# WHAT TO DO:
Present an exact copy of each line below.

[Opening MATERIALS PROVIDED section]

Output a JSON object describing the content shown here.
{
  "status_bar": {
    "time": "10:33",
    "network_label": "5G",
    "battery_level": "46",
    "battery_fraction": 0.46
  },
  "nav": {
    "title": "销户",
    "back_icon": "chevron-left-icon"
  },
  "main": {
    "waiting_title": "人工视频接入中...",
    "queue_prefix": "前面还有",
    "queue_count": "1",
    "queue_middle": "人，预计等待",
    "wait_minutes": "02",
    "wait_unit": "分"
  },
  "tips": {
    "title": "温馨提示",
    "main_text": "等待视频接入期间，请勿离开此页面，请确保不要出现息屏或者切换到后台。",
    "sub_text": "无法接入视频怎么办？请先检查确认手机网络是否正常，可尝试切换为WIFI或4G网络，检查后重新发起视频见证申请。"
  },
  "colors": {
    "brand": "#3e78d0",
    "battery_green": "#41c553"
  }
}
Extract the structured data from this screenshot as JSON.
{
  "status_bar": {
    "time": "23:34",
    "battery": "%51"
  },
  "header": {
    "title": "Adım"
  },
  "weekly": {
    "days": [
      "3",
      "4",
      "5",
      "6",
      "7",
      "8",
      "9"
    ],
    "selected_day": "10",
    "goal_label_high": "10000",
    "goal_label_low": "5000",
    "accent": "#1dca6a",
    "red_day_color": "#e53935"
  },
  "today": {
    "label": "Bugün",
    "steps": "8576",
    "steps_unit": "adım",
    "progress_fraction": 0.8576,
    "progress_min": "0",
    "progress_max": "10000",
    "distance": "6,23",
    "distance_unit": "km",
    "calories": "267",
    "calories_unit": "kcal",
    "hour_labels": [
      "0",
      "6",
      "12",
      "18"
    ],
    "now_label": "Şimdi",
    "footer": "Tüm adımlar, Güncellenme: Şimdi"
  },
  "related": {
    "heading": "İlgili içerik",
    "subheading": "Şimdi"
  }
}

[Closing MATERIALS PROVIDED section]

# ANSWER TO THIS TASK:
Output a JSON object describing the content shown here.
{
  "status_bar": {
    "time": "10:33",
    "network_label": "5G",
    "battery_level": "46",
    "battery_fraction": 0.46
  },
  "nav": {
    "title": "销户",
    "back_icon": "chevron-left-icon"
  },
  "main": {
    "waiting_title": "人工视频接入中...",
    "queue_prefix": "前面还有",
    "queue_count": "1",
    "queue_middle": "人，预计等待",
    "wait_minutes": "02",
    "wait_unit": "分"
  },
  "tips": {
    "title": "温馨提示",
    "main_text": "等待视频接入期间，请勿离开此页面，请确保不要出现息屏或者切换到后台。",
    "sub_text": "无法接入视频怎么办？请先检查确认手机网络是否正常，可尝试切换为WIFI或4G网络，检查后重新发起视频见证申请。"
  },
  "colors": {
    "brand": "#3e78d0",
    "battery_green": "#41c553"
  }
}
Extract the structured data from this screenshot as JSON.
{
  "status_bar": {
    "time": "23:34",
    "battery": "%51"
  },
  "header": {
    "title": "Adım"
  },
  "weekly": {
    "days": [
      "3",
      "4",
      "5",
      "6",
      "7",
      "8",
      "9"
    ],
    "selected_day": "10",
    "goal_label_high": "10000",
    "goal_label_low": "5000",
    "accent": "#1dca6a",
    "red_day_color": "#e53935"
  },
  "today": {
    "label": "Bugün",
    "steps": "8576",
    "steps_unit": "adım",
    "progress_fraction": 0.8576,
    "progress_min": "0",
    "progress_max": "10000",
    "distance": "6,23",
    "distance_unit": "km",
    "calories": "267",
    "calories_unit": "kcal",
    "hour_labels": [
      "0",
      "6",
      "12",
      "18"
    ],
    "now_label": "Şimdi",
    "footer": "Tüm adımlar, Güncellenme: Şimdi"
  },
  "related": {
    "heading": "İlgili içerik",
    "subheading": "Şimdi"
  }
}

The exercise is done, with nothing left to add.